BEGIN

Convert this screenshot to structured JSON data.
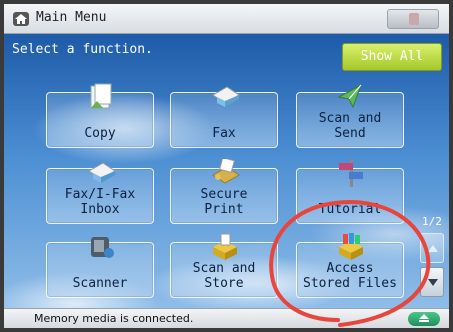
{
  "titlebar": {
    "title": "Main Menu",
    "icon": "home-icon"
  },
  "prompt": "Select a function.",
  "show_all_label": "Show All",
  "functions": [
    {
      "label": "Copy",
      "icon": "copy-icon"
    },
    {
      "label": "Fax",
      "icon": "fax-icon"
    },
    {
      "label": "Scan and\nSend",
      "icon": "scan-send-icon"
    },
    {
      "label": "Fax/I-Fax\nInbox",
      "icon": "fax-inbox-icon"
    },
    {
      "label": "Secure\nPrint",
      "icon": "secure-print-icon"
    },
    {
      "label": "Tutorial",
      "icon": "tutorial-icon"
    },
    {
      "label": "Scanner",
      "icon": "scanner-icon"
    },
    {
      "label": "Scan and\nStore",
      "icon": "scan-store-icon"
    },
    {
      "label": "Access\nStored Files",
      "icon": "stored-files-icon"
    }
  ],
  "pager": {
    "indicator": "1/2"
  },
  "status": {
    "text": "Memory media is connected.",
    "eject_icon": "eject-icon"
  },
  "colors": {
    "show_all": "#b6d63a",
    "annotation": "#e8453c",
    "eject": "#2aa86b"
  }
}
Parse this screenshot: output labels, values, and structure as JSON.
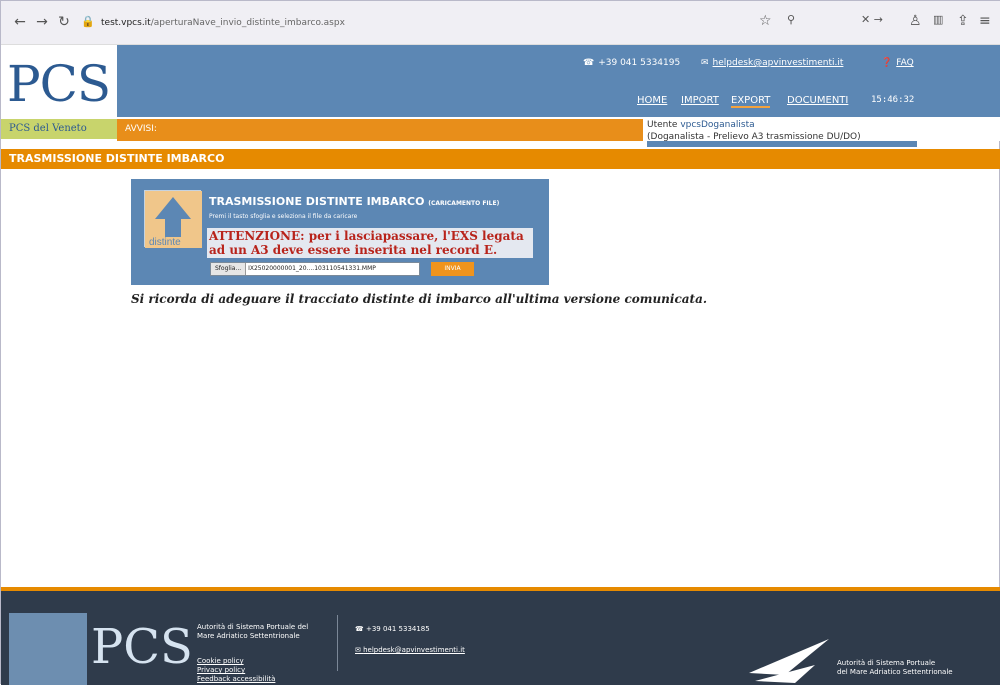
{
  "browser": {
    "url_domain": "test.vpcs.it",
    "url_path": "/aperturaNave_invio_distinte_imbarco.aspx"
  },
  "header": {
    "logo": "PCS",
    "logo_subtitle": "PCS del Veneto",
    "phone": "+39 041 5334195",
    "email": "helpdesk@apvinvestimenti.it",
    "faq": "FAQ",
    "menu": [
      "HOME",
      "IMPORT",
      "EXPORT",
      "DOCUMENTI"
    ],
    "active_menu": "EXPORT",
    "time": "15:46:32",
    "avvisi": "AVVISI:",
    "user_label": "Utente",
    "user_name": "vpcsDoganalista",
    "user_role": "(Doganalista - Prelievo A3 trasmissione DU/DO)"
  },
  "page": {
    "title": "TRASMISSIONE DISTINTE IMBARCO"
  },
  "panel": {
    "icon_label": "distinte",
    "title": "TRASMISSIONE DISTINTE IMBARCO",
    "title_suffix": "(CARICAMENTO FILE)",
    "hint": "Premi il tasto sfoglia e seleziona il file da caricare",
    "warning": "ATTENZIONE: per i lasciapassare, l'EXS legata ad un A3 deve essere inserita nel record E.",
    "browse_label": "Sfoglia...",
    "file_value": "IX25020000001_20....103110541331.MMP",
    "submit_label": "INVIA"
  },
  "reminder": "Si ricorda di adeguare il tracciato distinte di imbarco all'ultima versione comunicata.",
  "footer": {
    "org_line1": "Autorità di Sistema Portuale del",
    "org_line2": "Mare Adriatico Settentrionale",
    "links": [
      "Cookie policy",
      "Privacy policy",
      "Feedback accessibilità"
    ],
    "phone": "+39 041 5334185",
    "email": "helpdesk@apvinvestimenti.it",
    "auth_line1": "Autorità di Sistema Portuale",
    "auth_line2": "del Mare Adriatico Settentrionale"
  }
}
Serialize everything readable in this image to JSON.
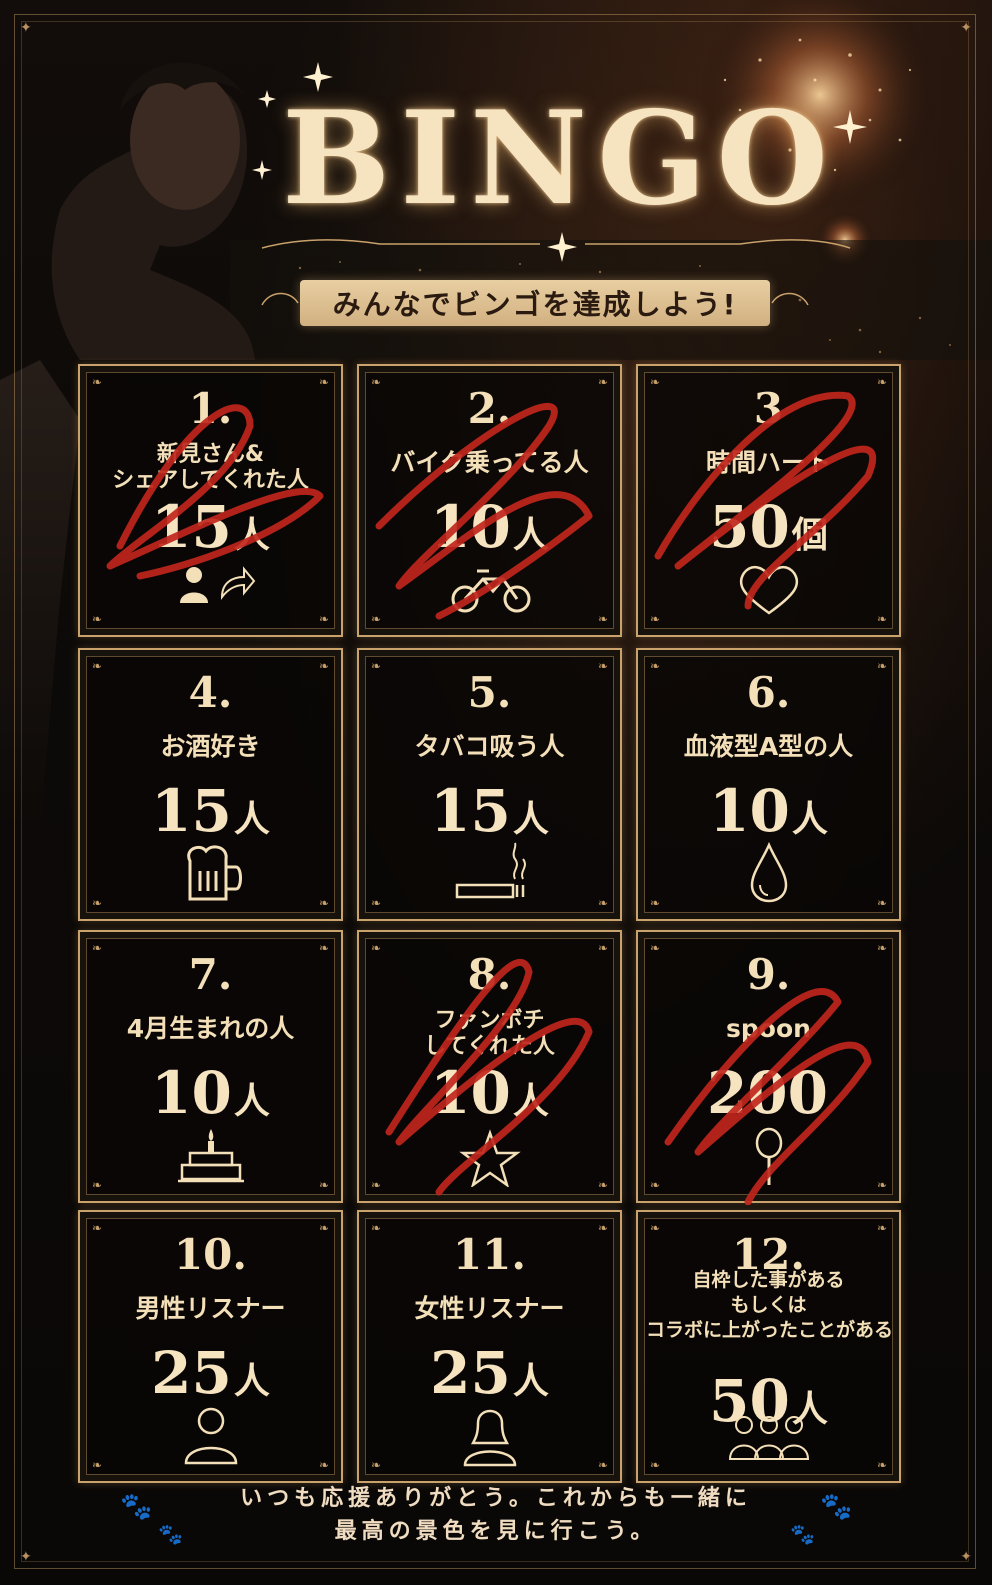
{
  "header": {
    "title": "BINGO",
    "subtitle": "みんなでビンゴを達成しよう!"
  },
  "cells": [
    {
      "num": "1.",
      "label_line1": "新見さん&",
      "label_line2": "シェアしてくれた人",
      "count": "15",
      "unit": "人",
      "icon": "share-user-icon",
      "crossed": true
    },
    {
      "num": "2.",
      "label_line1": "バイク乗ってる人",
      "count": "10",
      "unit": "人",
      "icon": "motorbike-icon",
      "crossed": true
    },
    {
      "num": "3",
      "label_line1": "時間ハート",
      "count": "50",
      "unit": "個",
      "icon": "heart-icon",
      "crossed": true
    },
    {
      "num": "4.",
      "label_line1": "お酒好き",
      "count": "15",
      "unit": "人",
      "icon": "beer-mug-icon",
      "crossed": false
    },
    {
      "num": "5.",
      "label_line1": "タバコ吸う人",
      "count": "15",
      "unit": "人",
      "icon": "cigarette-icon",
      "crossed": false
    },
    {
      "num": "6.",
      "label_line1": "血液型A型の人",
      "count": "10",
      "unit": "人",
      "icon": "blood-drop-icon",
      "crossed": false
    },
    {
      "num": "7.",
      "label_line1": "4月生まれの人",
      "count": "10",
      "unit": "人",
      "icon": "birthday-cake-icon",
      "crossed": false
    },
    {
      "num": "8.",
      "label_line1": "ファンボチ",
      "label_line2": "してくれた人",
      "count": "10",
      "unit": "人",
      "icon": "star-icon",
      "crossed": true
    },
    {
      "num": "9.",
      "label_line1": "spoon",
      "count": "200",
      "unit": "",
      "icon": "spoon-icon",
      "crossed": true
    },
    {
      "num": "10.",
      "label_line1": "男性リスナー",
      "count": "25",
      "unit": "人",
      "icon": "male-user-icon",
      "crossed": false
    },
    {
      "num": "11.",
      "label_line1": "女性リスナー",
      "count": "25",
      "unit": "人",
      "icon": "female-user-icon",
      "crossed": false
    },
    {
      "num": "12.",
      "label_line1": "自枠した事がある",
      "label_line2": "もしくは",
      "label_line3": "コラボに上がったことがある",
      "count": "50",
      "unit": "人",
      "icon": "group-users-icon",
      "crossed": false
    }
  ],
  "footer": {
    "line1": "いつも応援ありがとう。これからも一緒に",
    "line2": "最高の景色を見に行こう。"
  },
  "colors": {
    "background": "#0a0807",
    "gold": "#caa36c",
    "text": "#f3dfb8",
    "banner": "#e8cfa2",
    "scribble": "#c0261c"
  }
}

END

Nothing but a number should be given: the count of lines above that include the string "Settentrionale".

• Answer space
2